The evening saw a return to the bar to Announce the results of the morning’s activities and deliver prizes of sake for the winners (“Team Diversity”) and the Wooden Spoon of Humiliation and Toilet-Cleaning Duties for the slow-moving losers (the subtly-renamed “Team Crotch”). We then took time to reflect on the day, to discuss Nidan kumite strategies, and to raise a glass to John Sowersby of the Portishead club, who we lost earlier this year to Pneumonia brought on by his fight with Leukemia. After that came the traditional migration to the fore for banter, songs and more sake.
After the success of the etiquette and discipline class last year, Sensei Mulholland followed up with more on this subject, both the hows and the whys. In addition to management of the dojo line-up as people join or leave the class, he also explained how to deal with late arrival, turns and the formalities around partner drills and sparring as well as answering a range of questions on the day-to-day of training in the dojo environment.
After the usual whirlwind of clearing, tidying and cleaning our weekend’s accommodation we moved back out to the field for the final session of Winter School: stick fighting. Sensei Lewis continued the “fundamentals” theme present throughout the preceding days and had us working on engagement with multiple opponents and various disarms.
With that it was time for the traditional close of thanks, handshakes and farewells until the organisation next comes together.

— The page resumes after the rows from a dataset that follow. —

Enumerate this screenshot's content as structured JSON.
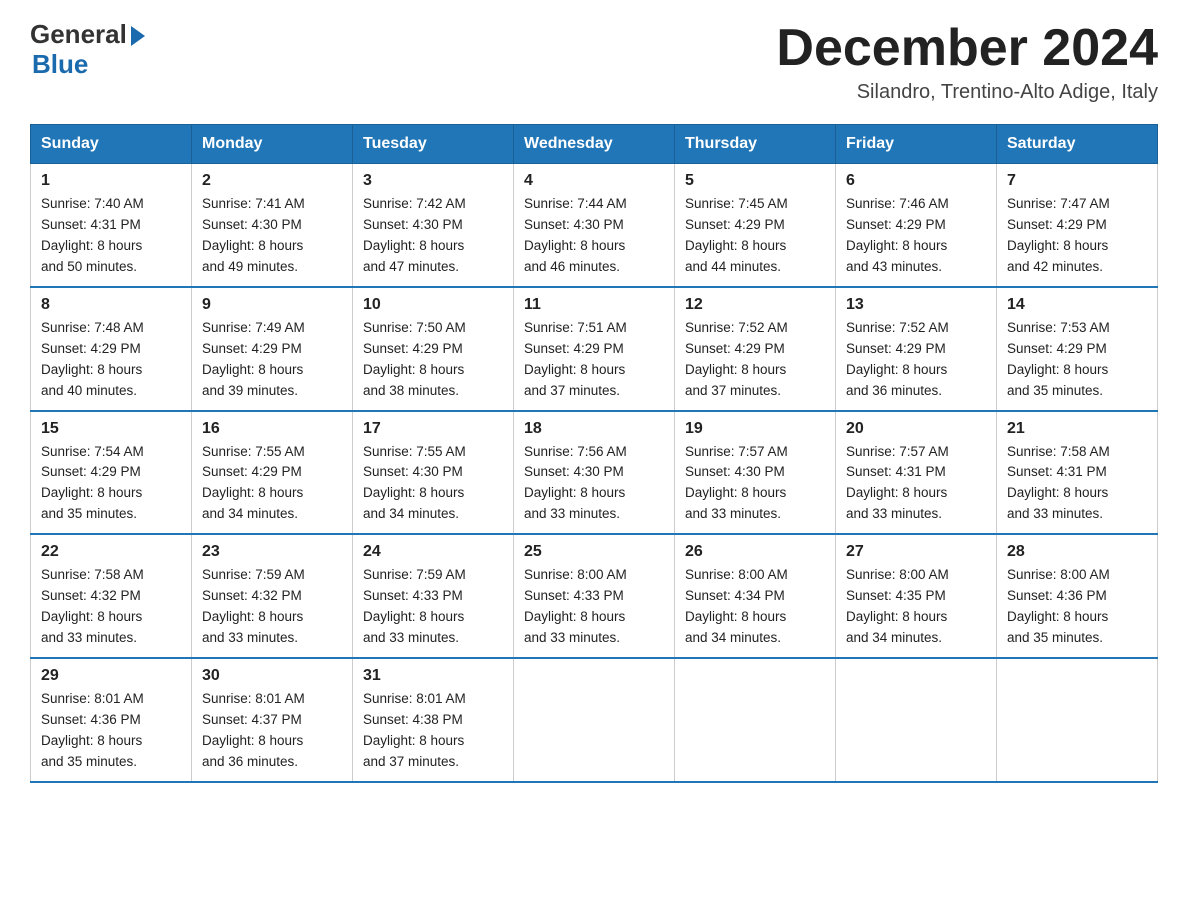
{
  "header": {
    "logo_line1": "General",
    "logo_line2": "Blue",
    "month_year": "December 2024",
    "location": "Silandro, Trentino-Alto Adige, Italy"
  },
  "days_of_week": [
    "Sunday",
    "Monday",
    "Tuesday",
    "Wednesday",
    "Thursday",
    "Friday",
    "Saturday"
  ],
  "weeks": [
    [
      {
        "day": "1",
        "sunrise": "7:40 AM",
        "sunset": "4:31 PM",
        "daylight": "8 hours and 50 minutes."
      },
      {
        "day": "2",
        "sunrise": "7:41 AM",
        "sunset": "4:30 PM",
        "daylight": "8 hours and 49 minutes."
      },
      {
        "day": "3",
        "sunrise": "7:42 AM",
        "sunset": "4:30 PM",
        "daylight": "8 hours and 47 minutes."
      },
      {
        "day": "4",
        "sunrise": "7:44 AM",
        "sunset": "4:30 PM",
        "daylight": "8 hours and 46 minutes."
      },
      {
        "day": "5",
        "sunrise": "7:45 AM",
        "sunset": "4:29 PM",
        "daylight": "8 hours and 44 minutes."
      },
      {
        "day": "6",
        "sunrise": "7:46 AM",
        "sunset": "4:29 PM",
        "daylight": "8 hours and 43 minutes."
      },
      {
        "day": "7",
        "sunrise": "7:47 AM",
        "sunset": "4:29 PM",
        "daylight": "8 hours and 42 minutes."
      }
    ],
    [
      {
        "day": "8",
        "sunrise": "7:48 AM",
        "sunset": "4:29 PM",
        "daylight": "8 hours and 40 minutes."
      },
      {
        "day": "9",
        "sunrise": "7:49 AM",
        "sunset": "4:29 PM",
        "daylight": "8 hours and 39 minutes."
      },
      {
        "day": "10",
        "sunrise": "7:50 AM",
        "sunset": "4:29 PM",
        "daylight": "8 hours and 38 minutes."
      },
      {
        "day": "11",
        "sunrise": "7:51 AM",
        "sunset": "4:29 PM",
        "daylight": "8 hours and 37 minutes."
      },
      {
        "day": "12",
        "sunrise": "7:52 AM",
        "sunset": "4:29 PM",
        "daylight": "8 hours and 37 minutes."
      },
      {
        "day": "13",
        "sunrise": "7:52 AM",
        "sunset": "4:29 PM",
        "daylight": "8 hours and 36 minutes."
      },
      {
        "day": "14",
        "sunrise": "7:53 AM",
        "sunset": "4:29 PM",
        "daylight": "8 hours and 35 minutes."
      }
    ],
    [
      {
        "day": "15",
        "sunrise": "7:54 AM",
        "sunset": "4:29 PM",
        "daylight": "8 hours and 35 minutes."
      },
      {
        "day": "16",
        "sunrise": "7:55 AM",
        "sunset": "4:29 PM",
        "daylight": "8 hours and 34 minutes."
      },
      {
        "day": "17",
        "sunrise": "7:55 AM",
        "sunset": "4:30 PM",
        "daylight": "8 hours and 34 minutes."
      },
      {
        "day": "18",
        "sunrise": "7:56 AM",
        "sunset": "4:30 PM",
        "daylight": "8 hours and 33 minutes."
      },
      {
        "day": "19",
        "sunrise": "7:57 AM",
        "sunset": "4:30 PM",
        "daylight": "8 hours and 33 minutes."
      },
      {
        "day": "20",
        "sunrise": "7:57 AM",
        "sunset": "4:31 PM",
        "daylight": "8 hours and 33 minutes."
      },
      {
        "day": "21",
        "sunrise": "7:58 AM",
        "sunset": "4:31 PM",
        "daylight": "8 hours and 33 minutes."
      }
    ],
    [
      {
        "day": "22",
        "sunrise": "7:58 AM",
        "sunset": "4:32 PM",
        "daylight": "8 hours and 33 minutes."
      },
      {
        "day": "23",
        "sunrise": "7:59 AM",
        "sunset": "4:32 PM",
        "daylight": "8 hours and 33 minutes."
      },
      {
        "day": "24",
        "sunrise": "7:59 AM",
        "sunset": "4:33 PM",
        "daylight": "8 hours and 33 minutes."
      },
      {
        "day": "25",
        "sunrise": "8:00 AM",
        "sunset": "4:33 PM",
        "daylight": "8 hours and 33 minutes."
      },
      {
        "day": "26",
        "sunrise": "8:00 AM",
        "sunset": "4:34 PM",
        "daylight": "8 hours and 34 minutes."
      },
      {
        "day": "27",
        "sunrise": "8:00 AM",
        "sunset": "4:35 PM",
        "daylight": "8 hours and 34 minutes."
      },
      {
        "day": "28",
        "sunrise": "8:00 AM",
        "sunset": "4:36 PM",
        "daylight": "8 hours and 35 minutes."
      }
    ],
    [
      {
        "day": "29",
        "sunrise": "8:01 AM",
        "sunset": "4:36 PM",
        "daylight": "8 hours and 35 minutes."
      },
      {
        "day": "30",
        "sunrise": "8:01 AM",
        "sunset": "4:37 PM",
        "daylight": "8 hours and 36 minutes."
      },
      {
        "day": "31",
        "sunrise": "8:01 AM",
        "sunset": "4:38 PM",
        "daylight": "8 hours and 37 minutes."
      },
      null,
      null,
      null,
      null
    ]
  ],
  "labels": {
    "sunrise": "Sunrise:",
    "sunset": "Sunset:",
    "daylight": "Daylight:"
  }
}
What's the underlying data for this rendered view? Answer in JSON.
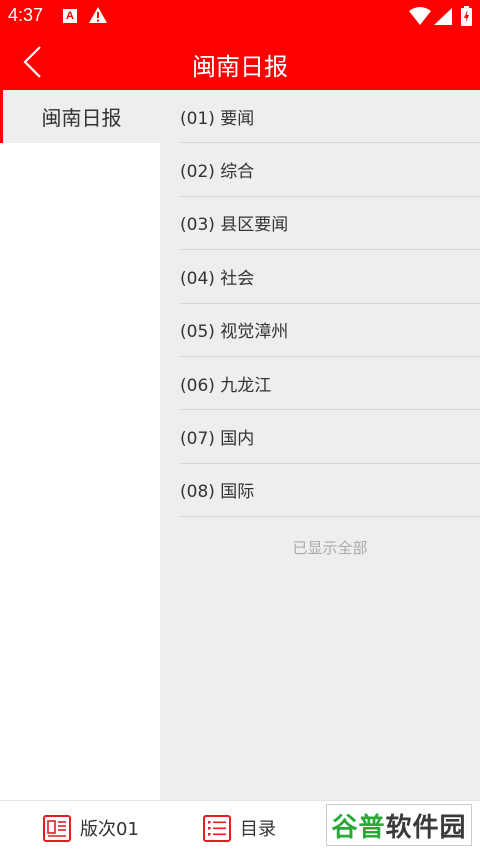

I’d like to finish with my thanks for the organisation, assistance and imparted wisdom of our Senseis as they once again laid on an excellent and enjoyable retreat, and with a more personal note of gratitude for the advice I received - and hopefully will continue to receive - as I make my way towards the 30-man kumite in June.
DKK Shodan & 2015 Nidan Candidate